This has occurred when connected to either GeForce or Radeon hardware, implying that the graphics hardware isn't at fault, and simply switching the monitor off and back on has restored the monitor to full working order. iiyama initially suggested a fault in our sample - a second unit is being sent out for further evaluation - but such is the demand for this particular model that most outlets have already sold out, and a few owners appear to be reporting the same problem.
To be clear, this is not expected behaviour, and though a quick power cycle can be used to get around the issue, users experiencing these symptoms are encouraged to contact their retailer at the nearest opportunity. We're hoping it is nothing more than an isolated problem and have since received the following guidance from iiyama:
We understand that 34” Ultra Wide screens across the board are having similar issues, whereby only half of the screen displays an image, until the screen is switched off and then on again. Our technical team believe this is due to several reasons. Firstly, it could simply be how your system boots up. There is a certain order in which the drivers start booting up when a system is switched on from cold. If the OS GPU driver boots before your installed GPU it does not show the correct resolution. However, the most common setting is a slight reconfiguring of some GPU Settings in your registry. The reason why this may be needed, appears to correlate with systems which have had a dual screen set up in the past. So far we have managed to get the below HKEY entries deletion to work.
Navigate to the: HKEY_LOCAL_MACHINE\SYSTEM\CurrentControlSet\Control\GraphicsDrivers\. Delete the contents of the: \Configuration\ and \Connectivity\ sub-directories. View the below and delete the red marked entries. Restart the PC and check if the problem still appears.
If it does reappear, then somewhere in the registry are some older GPU settings controlling the initial start up resolution of a screen. In which case completely delete your GPU drivers and reinstall them from the manufacturers website.
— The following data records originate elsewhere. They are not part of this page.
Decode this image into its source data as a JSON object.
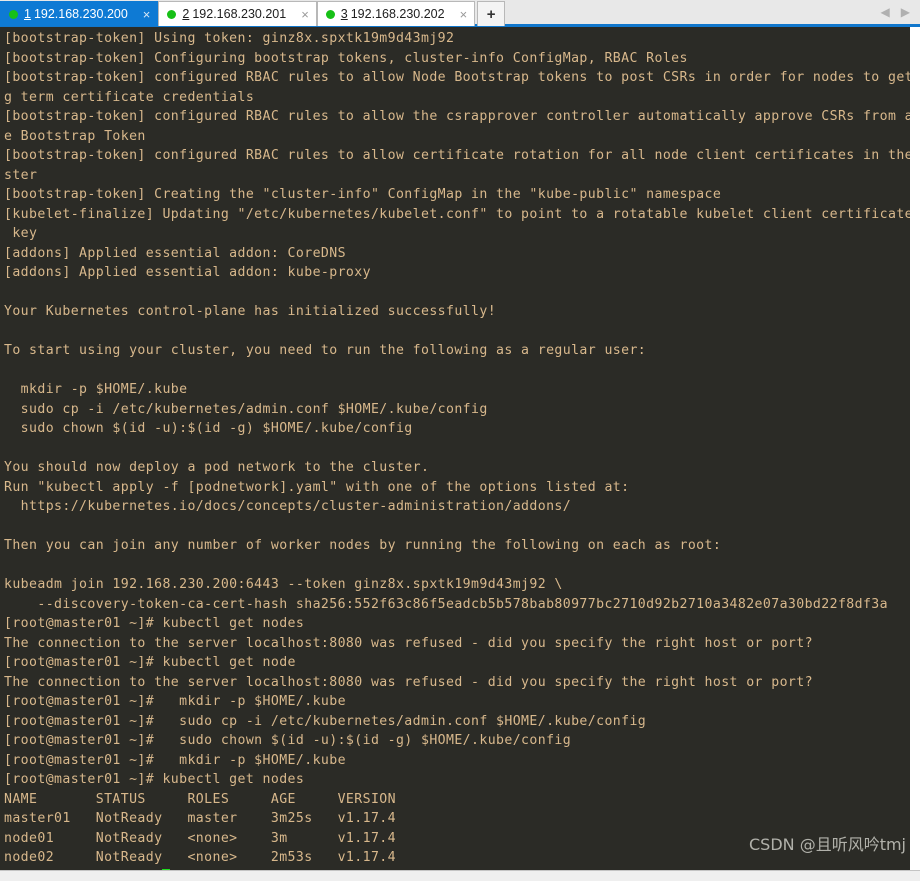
{
  "window": {
    "tabs": [
      {
        "number": "1",
        "host": "192.168.230.200",
        "status_icon": "connected-dot",
        "close_label": "×",
        "active": true
      },
      {
        "number": "2",
        "host": "192.168.230.201",
        "status_icon": "connected-dot",
        "close_label": "×",
        "active": false
      },
      {
        "number": "3",
        "host": "192.168.230.202",
        "status_icon": "connected-dot",
        "close_label": "×",
        "active": false
      }
    ],
    "new_tab_label": "+",
    "nav_prev_label": "◀",
    "nav_next_label": "▶",
    "accent_color": "#0e7ad4",
    "tabbar_background": "#e8e8e8"
  },
  "terminal": {
    "background_color": "#2b2b26",
    "text_color": "#d8b88c",
    "cursor_color": "#1ee01e",
    "prompt": "[root@master01 ~]#",
    "token": "ginz8x.spxtk19m9d43mj92",
    "api_endpoint": "192.168.230.200:6443",
    "ca_cert_hash": "sha256:552f63c86f5eadcb5b578bab80977bc2710d92b2710a3482e07a30bd22f8df3a",
    "lines": [
      "[bootstrap-token] Using token: ginz8x.spxtk19m9d43mj92",
      "[bootstrap-token] Configuring bootstrap tokens, cluster-info ConfigMap, RBAC Roles",
      "[bootstrap-token] configured RBAC rules to allow Node Bootstrap tokens to post CSRs in order for nodes to get lon",
      "g term certificate credentials",
      "[bootstrap-token] configured RBAC rules to allow the csrapprover controller automatically approve CSRs from a Nod",
      "e Bootstrap Token",
      "[bootstrap-token] configured RBAC rules to allow certificate rotation for all node client certificates in the clu",
      "ster",
      "[bootstrap-token] Creating the \"cluster-info\" ConfigMap in the \"kube-public\" namespace",
      "[kubelet-finalize] Updating \"/etc/kubernetes/kubelet.conf\" to point to a rotatable kubelet client certificate and",
      " key",
      "[addons] Applied essential addon: CoreDNS",
      "[addons] Applied essential addon: kube-proxy",
      "",
      "Your Kubernetes control-plane has initialized successfully!",
      "",
      "To start using your cluster, you need to run the following as a regular user:",
      "",
      "  mkdir -p $HOME/.kube",
      "  sudo cp -i /etc/kubernetes/admin.conf $HOME/.kube/config",
      "  sudo chown $(id -u):$(id -g) $HOME/.kube/config",
      "",
      "You should now deploy a pod network to the cluster.",
      "Run \"kubectl apply -f [podnetwork].yaml\" with one of the options listed at:",
      "  https://kubernetes.io/docs/concepts/cluster-administration/addons/",
      "",
      "Then you can join any number of worker nodes by running the following on each as root:",
      "",
      "kubeadm join 192.168.230.200:6443 --token ginz8x.spxtk19m9d43mj92 \\",
      "    --discovery-token-ca-cert-hash sha256:552f63c86f5eadcb5b578bab80977bc2710d92b2710a3482e07a30bd22f8df3a",
      "[root@master01 ~]# kubectl get nodes",
      "The connection to the server localhost:8080 was refused - did you specify the right host or port?",
      "[root@master01 ~]# kubectl get node",
      "The connection to the server localhost:8080 was refused - did you specify the right host or port?",
      "[root@master01 ~]#   mkdir -p $HOME/.kube",
      "[root@master01 ~]#   sudo cp -i /etc/kubernetes/admin.conf $HOME/.kube/config",
      "[root@master01 ~]#   sudo chown $(id -u):$(id -g) $HOME/.kube/config",
      "[root@master01 ~]#   mkdir -p $HOME/.kube",
      "[root@master01 ~]# kubectl get nodes",
      "NAME       STATUS     ROLES     AGE     VERSION",
      "master01   NotReady   master    3m25s   v1.17.4",
      "node01     NotReady   <none>    3m      v1.17.4",
      "node02     NotReady   <none>    2m53s   v1.17.4"
    ],
    "last_prompt": "[root@master01 ~]# ",
    "nodes_table": {
      "columns": [
        "NAME",
        "STATUS",
        "ROLES",
        "AGE",
        "VERSION"
      ],
      "rows": [
        [
          "master01",
          "NotReady",
          "master",
          "3m25s",
          "v1.17.4"
        ],
        [
          "node01",
          "NotReady",
          "<none>",
          "3m",
          "v1.17.4"
        ],
        [
          "node02",
          "NotReady",
          "<none>",
          "2m53s",
          "v1.17.4"
        ]
      ]
    }
  },
  "watermark": "CSDN @且听风吟tmj"
}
Hardly ideal, and difficult to verify seeing as the bug rarely appears, but it is encouraging to learn that iiyama's technical team is working to resolve the matter. In the meantime, let's turn our attention to the benchmarks.
[Update] iiyama has addressed the above issue with a firmware update. The original editorial remains unaltered and further details are now available at the end of this review.